* DATA EXCERPTS
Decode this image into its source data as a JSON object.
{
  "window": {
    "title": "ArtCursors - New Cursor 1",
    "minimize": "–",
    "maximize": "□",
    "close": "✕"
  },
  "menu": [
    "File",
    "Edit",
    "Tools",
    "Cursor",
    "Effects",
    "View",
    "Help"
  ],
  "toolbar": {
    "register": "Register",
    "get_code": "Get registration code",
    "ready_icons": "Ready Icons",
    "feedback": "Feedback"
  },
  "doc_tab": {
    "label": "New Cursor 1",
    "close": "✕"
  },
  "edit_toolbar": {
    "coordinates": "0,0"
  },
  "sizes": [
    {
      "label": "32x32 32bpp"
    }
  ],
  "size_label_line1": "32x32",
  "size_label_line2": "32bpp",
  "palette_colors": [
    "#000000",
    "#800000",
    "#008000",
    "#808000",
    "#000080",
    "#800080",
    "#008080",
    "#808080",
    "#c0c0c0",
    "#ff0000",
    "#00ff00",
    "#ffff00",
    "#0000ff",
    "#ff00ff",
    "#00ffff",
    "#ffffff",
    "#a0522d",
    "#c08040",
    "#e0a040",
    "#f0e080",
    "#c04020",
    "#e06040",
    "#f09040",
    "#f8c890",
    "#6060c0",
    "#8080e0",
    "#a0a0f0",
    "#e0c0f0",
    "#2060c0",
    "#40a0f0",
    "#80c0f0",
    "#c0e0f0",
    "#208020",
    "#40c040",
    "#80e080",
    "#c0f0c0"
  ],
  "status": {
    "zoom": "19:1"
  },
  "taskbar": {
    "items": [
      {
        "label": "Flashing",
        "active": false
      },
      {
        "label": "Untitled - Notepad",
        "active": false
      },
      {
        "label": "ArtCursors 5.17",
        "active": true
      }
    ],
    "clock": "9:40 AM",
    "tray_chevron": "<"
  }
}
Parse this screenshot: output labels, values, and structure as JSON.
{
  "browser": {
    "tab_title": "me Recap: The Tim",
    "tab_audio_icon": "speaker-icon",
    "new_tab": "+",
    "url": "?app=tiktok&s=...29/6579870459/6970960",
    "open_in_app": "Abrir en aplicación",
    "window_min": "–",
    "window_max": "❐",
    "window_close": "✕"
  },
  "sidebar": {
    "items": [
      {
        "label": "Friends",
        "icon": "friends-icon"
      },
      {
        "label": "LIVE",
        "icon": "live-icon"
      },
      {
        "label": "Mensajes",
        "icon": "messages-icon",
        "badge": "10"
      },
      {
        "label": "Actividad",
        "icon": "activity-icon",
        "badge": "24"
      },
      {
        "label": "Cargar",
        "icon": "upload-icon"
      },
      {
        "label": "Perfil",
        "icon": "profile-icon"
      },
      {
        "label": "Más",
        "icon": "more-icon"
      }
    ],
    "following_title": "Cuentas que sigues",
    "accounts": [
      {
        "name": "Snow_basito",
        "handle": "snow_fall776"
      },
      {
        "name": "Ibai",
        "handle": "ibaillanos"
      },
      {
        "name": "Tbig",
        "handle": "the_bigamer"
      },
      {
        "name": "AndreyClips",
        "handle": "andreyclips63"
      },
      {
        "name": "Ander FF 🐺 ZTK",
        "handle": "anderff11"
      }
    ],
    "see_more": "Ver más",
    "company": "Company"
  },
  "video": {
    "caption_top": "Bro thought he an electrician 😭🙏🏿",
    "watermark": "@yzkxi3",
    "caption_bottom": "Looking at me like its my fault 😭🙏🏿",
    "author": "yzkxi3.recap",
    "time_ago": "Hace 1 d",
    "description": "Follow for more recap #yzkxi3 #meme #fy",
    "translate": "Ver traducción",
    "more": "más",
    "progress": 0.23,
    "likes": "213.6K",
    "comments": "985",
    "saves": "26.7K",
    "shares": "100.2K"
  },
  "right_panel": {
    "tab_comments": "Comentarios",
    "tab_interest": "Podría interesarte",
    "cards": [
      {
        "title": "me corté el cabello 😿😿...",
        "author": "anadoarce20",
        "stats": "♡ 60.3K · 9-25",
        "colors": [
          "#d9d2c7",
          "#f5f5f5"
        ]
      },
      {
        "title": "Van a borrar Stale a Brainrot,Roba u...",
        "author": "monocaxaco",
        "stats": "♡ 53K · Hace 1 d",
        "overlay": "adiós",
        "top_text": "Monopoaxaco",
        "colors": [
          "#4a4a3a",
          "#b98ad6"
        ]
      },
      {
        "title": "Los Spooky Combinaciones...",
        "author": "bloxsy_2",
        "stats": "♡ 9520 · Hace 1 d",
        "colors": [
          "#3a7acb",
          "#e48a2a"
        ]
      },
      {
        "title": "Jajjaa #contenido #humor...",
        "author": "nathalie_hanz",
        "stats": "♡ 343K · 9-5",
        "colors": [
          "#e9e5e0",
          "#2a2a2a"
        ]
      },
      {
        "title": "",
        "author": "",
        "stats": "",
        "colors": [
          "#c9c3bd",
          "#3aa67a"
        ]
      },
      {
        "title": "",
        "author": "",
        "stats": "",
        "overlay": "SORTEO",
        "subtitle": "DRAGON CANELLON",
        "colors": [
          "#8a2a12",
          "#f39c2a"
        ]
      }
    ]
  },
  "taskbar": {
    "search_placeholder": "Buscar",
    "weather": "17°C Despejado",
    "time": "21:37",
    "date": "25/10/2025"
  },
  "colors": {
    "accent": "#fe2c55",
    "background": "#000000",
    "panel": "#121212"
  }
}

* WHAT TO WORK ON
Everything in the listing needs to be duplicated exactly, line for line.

* ANSWER BOX
Decode this image into its source data as a JSON object.
{
  "window": {
    "title": "ArtCursors - New Cursor 1",
    "minimize": "–",
    "maximize": "□",
    "close": "✕"
  },
  "menu": [
    "File",
    "Edit",
    "Tools",
    "Cursor",
    "Effects",
    "View",
    "Help"
  ],
  "toolbar": {
    "register": "Register",
    "get_code": "Get registration code",
    "ready_icons": "Ready Icons",
    "feedback": "Feedback"
  },
  "doc_tab": {
    "label": "New Cursor 1",
    "close": "✕"
  },
  "edit_toolbar": {
    "coordinates": "0,0"
  },
  "sizes": [
    {
      "label": "32x32 32bpp"
    }
  ],
  "size_label_line1": "32x32",
  "size_label_line2": "32bpp",
  "palette_colors": [
    "#000000",
    "#800000",
    "#008000",
    "#808000",
    "#000080",
    "#800080",
    "#008080",
    "#808080",
    "#c0c0c0",
    "#ff0000",
    "#00ff00",
    "#ffff00",
    "#0000ff",
    "#ff00ff",
    "#00ffff",
    "#ffffff",
    "#a0522d",
    "#c08040",
    "#e0a040",
    "#f0e080",
    "#c04020",
    "#e06040",
    "#f09040",
    "#f8c890",
    "#6060c0",
    "#8080e0",
    "#a0a0f0",
    "#e0c0f0",
    "#2060c0",
    "#40a0f0",
    "#80c0f0",
    "#c0e0f0",
    "#208020",
    "#40c040",
    "#80e080",
    "#c0f0c0"
  ],
  "status": {
    "zoom": "19:1"
  },
  "taskbar": {
    "items": [
      {
        "label": "Flashing",
        "active": false
      },
      {
        "label": "Untitled - Notepad",
        "active": false
      },
      {
        "label": "ArtCursors 5.17",
        "active": true
      }
    ],
    "clock": "9:40 AM",
    "tray_chevron": "<"
  }
}
Parse this screenshot: output labels, values, and structure as JSON.
{
  "browser": {
    "tab_title": "me Recap: The Tim",
    "tab_audio_icon": "speaker-icon",
    "new_tab": "+",
    "url": "?app=tiktok&s=...29/6579870459/6970960",
    "open_in_app": "Abrir en aplicación",
    "window_min": "–",
    "window_max": "❐",
    "window_close": "✕"
  },
  "sidebar": {
    "items": [
      {
        "label": "Friends",
        "icon": "friends-icon"
      },
      {
        "label": "LIVE",
        "icon": "live-icon"
      },
      {
        "label": "Mensajes",
        "icon": "messages-icon",
        "badge": "10"
      },
      {
        "label": "Actividad",
        "icon": "activity-icon",
        "badge": "24"
      },
      {
        "label": "Cargar",
        "icon": "upload-icon"
      },
      {
        "label": "Perfil",
        "icon": "profile-icon"
      },
      {
        "label": "Más",
        "icon": "more-icon"
      }
    ],
    "following_title": "Cuentas que sigues",
    "accounts": [
      {
        "name": "Snow_basito",
        "handle": "snow_fall776"
      },
      {
        "name": "Ibai",
        "handle": "ibaillanos"
      },
      {
        "name": "Tbig",
        "handle": "the_bigamer"
      },
      {
        "name": "AndreyClips",
        "handle": "andreyclips63"
      },
      {
        "name": "Ander FF 🐺 ZTK",
        "handle": "anderff11"
      }
    ],
    "see_more": "Ver más",
    "company": "Company"
  },
  "video": {
    "caption_top": "Bro thought he an electrician 😭🙏🏿",
    "watermark": "@yzkxi3",
    "caption_bottom": "Looking at me like its my fault 😭🙏🏿",
    "author": "yzkxi3.recap",
    "time_ago": "Hace 1 d",
    "description": "Follow for more recap #yzkxi3 #meme #fy",
    "translate": "Ver traducción",
    "more": "más",
    "progress": 0.23,
    "likes": "213.6K",
    "comments": "985",
    "saves": "26.7K",
    "shares": "100.2K"
  },
  "right_panel": {
    "tab_comments": "Comentarios",
    "tab_interest": "Podría interesarte",
    "cards": [
      {
        "title": "me corté el cabello 😿😿...",
        "author": "anadoarce20",
        "stats": "♡ 60.3K · 9-25",
        "colors": [
          "#d9d2c7",
          "#f5f5f5"
        ]
      },
      {
        "title": "Van a borrar Stale a Brainrot,Roba u...",
        "author": "monocaxaco",
        "stats": "♡ 53K · Hace 1 d",
        "overlay": "adiós",
        "top_text": "Monopoaxaco",
        "colors": [
          "#4a4a3a",
          "#b98ad6"
        ]
      },
      {
        "title": "Los Spooky Combinaciones...",
        "author": "bloxsy_2",
        "stats": "♡ 9520 · Hace 1 d",
        "colors": [
          "#3a7acb",
          "#e48a2a"
        ]
      },
      {
        "title": "Jajjaa #contenido #humor...",
        "author": "nathalie_hanz",
        "stats": "♡ 343K · 9-5",
        "colors": [
          "#e9e5e0",
          "#2a2a2a"
        ]
      },
      {
        "title": "",
        "author": "",
        "stats": "",
        "colors": [
          "#c9c3bd",
          "#3aa67a"
        ]
      },
      {
        "title": "",
        "author": "",
        "stats": "",
        "overlay": "SORTEO",
        "subtitle": "DRAGON CANELLON",
        "colors": [
          "#8a2a12",
          "#f39c2a"
        ]
      }
    ]
  },
  "taskbar": {
    "search_placeholder": "Buscar",
    "weather": "17°C Despejado",
    "time": "21:37",
    "date": "25/10/2025"
  },
  "colors": {
    "accent": "#fe2c55",
    "background": "#000000",
    "panel": "#121212"
  }
}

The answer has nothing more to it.